It's the same with his television success. The uncomfortable, unflinching Louie has been a well-earned triumph, C.K. getting an Emmy for his writing, an Emmy nomination for his directing, and back-to-back nominations for his acting. But he'd done the groundwork and had the setbacks - in the 1990s, he was beavering away writing for David Letterman, Conan O'Brien and Chris Rock; in 2006, HBO dumped his first comedy series, Lucky Louie, without screening the last episode.
So it should be no surprise that Louie - which C.K. writes, directs and edits, as well as stars in - is so accomplished in its own darkly idiosyncratic way. Or that, given some of C.K.'s disappointments in previous projects, he retains creative control so tightly and completely. For the most part, that control works wonderfully. Louie, in which C.K. plays himself in a fictionalised and often surreal version of his own life, is a distinctive delight. At other times, though, it can seem a bit self-indulgent and meander to no apparent purpose. I'm still not sure what to think about the three-episode arc that reaches its conclusion tonight - it could easily have been dealt with in two episodes. But then again, everything that happens in Louie's life is an agonisingly protracted ordeal.
Warning, this clip contains some swears:
For the viewer, it hasn't helped that actual laughs have been few and far between, the accent having been on the pathos even more than usual. CBS has been auditioning Louie as a potential replacement for David Letterman, even though the job seems certain to go to Jerry Seinfeld.
The show-stealer again this week is David Lynch as Jack Dall, the strange, old-timey producer putting Louie through his paces ahead of the one-off show that will be his audition.
Dall is one of the strangest and most memorable characters C.K. has created, and the fact that it's, you know, David Lynch playing him ups the weirdness by a factor of 10.

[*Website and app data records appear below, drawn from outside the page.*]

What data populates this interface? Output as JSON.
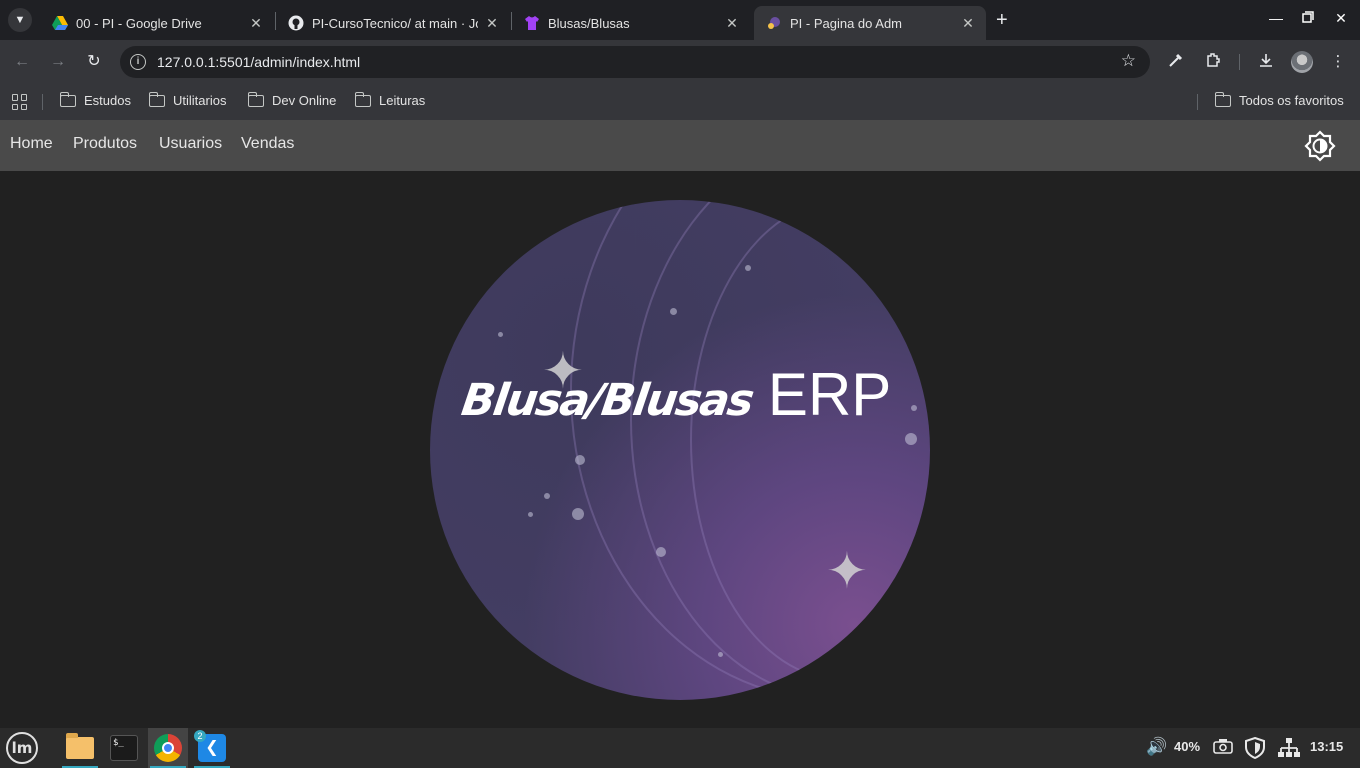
{
  "browser": {
    "tabs": [
      {
        "title": "00 - PI - Google Drive",
        "favicon": "google-drive-icon",
        "active": false
      },
      {
        "title": "PI-CursoTecnico/ at main · Jo",
        "favicon": "github-icon",
        "active": false
      },
      {
        "title": "Blusas/Blusas",
        "favicon": "shirt-icon",
        "active": false
      },
      {
        "title": "PI - Pagina do Adm",
        "favicon": "site-icon",
        "active": true
      }
    ],
    "url": "127.0.0.1:5501/admin/index.html",
    "bookmarks": [
      "Estudos",
      "Utilitarios",
      "Dev Online",
      "Leituras"
    ],
    "all_bookmarks_label": "Todos os favoritos"
  },
  "page": {
    "nav": [
      "Home",
      "Produtos",
      "Usuarios",
      "Vendas"
    ],
    "hero_brand": "Blusa/Blusas",
    "hero_suffix": "ERP"
  },
  "taskbar": {
    "apps": [
      "mint-menu-icon",
      "files-icon",
      "terminal-icon",
      "chrome-icon",
      "vscode-icon"
    ],
    "vscode_badge": "2",
    "volume": "40%",
    "clock": "13:15"
  },
  "colors": {
    "navbar_bg": "#4a4a4a",
    "page_bg": "#212121",
    "hero_purple": "#4b4068"
  }
}
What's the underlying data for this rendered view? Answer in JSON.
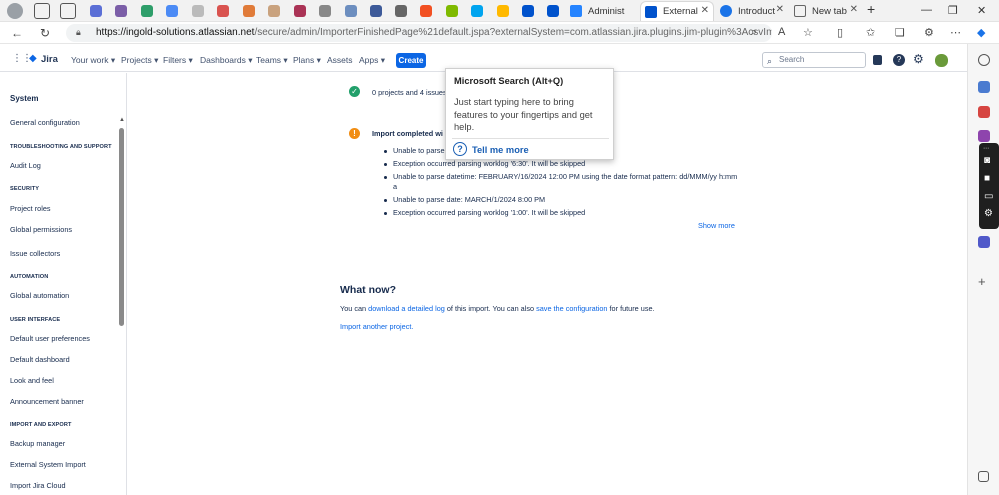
{
  "browser": {
    "tabs": [
      {
        "label": "Administ",
        "color": "#2684ff"
      },
      {
        "label": "External",
        "color": "#0052cc"
      },
      {
        "label": "Introduct",
        "color": "#1a73e8"
      },
      {
        "label": "New tab",
        "color": "#666666"
      }
    ],
    "url_host": "https://ingold-solutions.atlassian.net",
    "url_path": "/secure/admin/ImporterFinishedPage%21default.jspa?externalSystem=com.atlassian.jira.plugins.jim-plugin%3AcsvImporter..."
  },
  "jira": {
    "logo": "Jira",
    "nav": [
      "Your work",
      "Projects",
      "Filters",
      "Dashboards",
      "Teams",
      "Plans",
      "Assets",
      "Apps"
    ],
    "create": "Create",
    "search_placeholder": "Search"
  },
  "sidebar": {
    "title": "System",
    "items": {
      "general": "General configuration",
      "sec_troubleshooting": "TROUBLESHOOTING AND SUPPORT",
      "audit": "Audit Log",
      "sec_security": "SECURITY",
      "roles": "Project roles",
      "perms": "Global permissions",
      "collectors": "Issue collectors",
      "sec_automation": "AUTOMATION",
      "global_auto": "Global automation",
      "sec_ui": "USER INTERFACE",
      "user_prefs": "Default user preferences",
      "dashboard": "Default dashboard",
      "look": "Look and feel",
      "banner": "Announcement banner",
      "sec_import": "IMPORT AND EXPORT",
      "backup": "Backup manager",
      "ext_import": "External System Import",
      "cloud_import": "Import Jira Cloud"
    }
  },
  "main": {
    "summary": "0 projects and 4 issues",
    "warning_title": "Import completed wi",
    "messages": [
      "Unable to parse",
      "Exception occurred parsing worklog '6:30'. It will be skipped",
      "Unable to parse datetime: FEBRUARY/16/2024 12:00 PM using the date format pattern: dd/MMM/yy h:mm",
      "a",
      "Unable to parse date: MARCH/1/2024 8:00 PM",
      "Exception occurred parsing worklog '1:00'. It will be skipped"
    ],
    "show_more": "Show more",
    "what_now": "What now?",
    "line1_a": "You can ",
    "line1_link1": "download a detailed log",
    "line1_b": " of this import. You can also ",
    "line1_link2": "save the configuration",
    "line1_c": " for future use.",
    "import_another": "Import another project."
  },
  "tooltip": {
    "title": "Microsoft Search (Alt+Q)",
    "body": "Just start typing here to bring features to your fingertips and get help.",
    "link": "Tell me more"
  }
}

Tonight's events begin in typically excruciating fashion for Louie. He crumples with self-loathing at the disapproval of his daughters (Hadley Delany and Ursula Parker) after he tells them that he won't be seeing as much of them if he gets the job. But, after enjoyable cameos by Seinfeld and Susan Sarandon, the episode ends on a surprisingly emotional note. Louie isn't always amazing, but it's always worth watching.
Louie screens on Tuesdays at 9pm on the Comedy channel.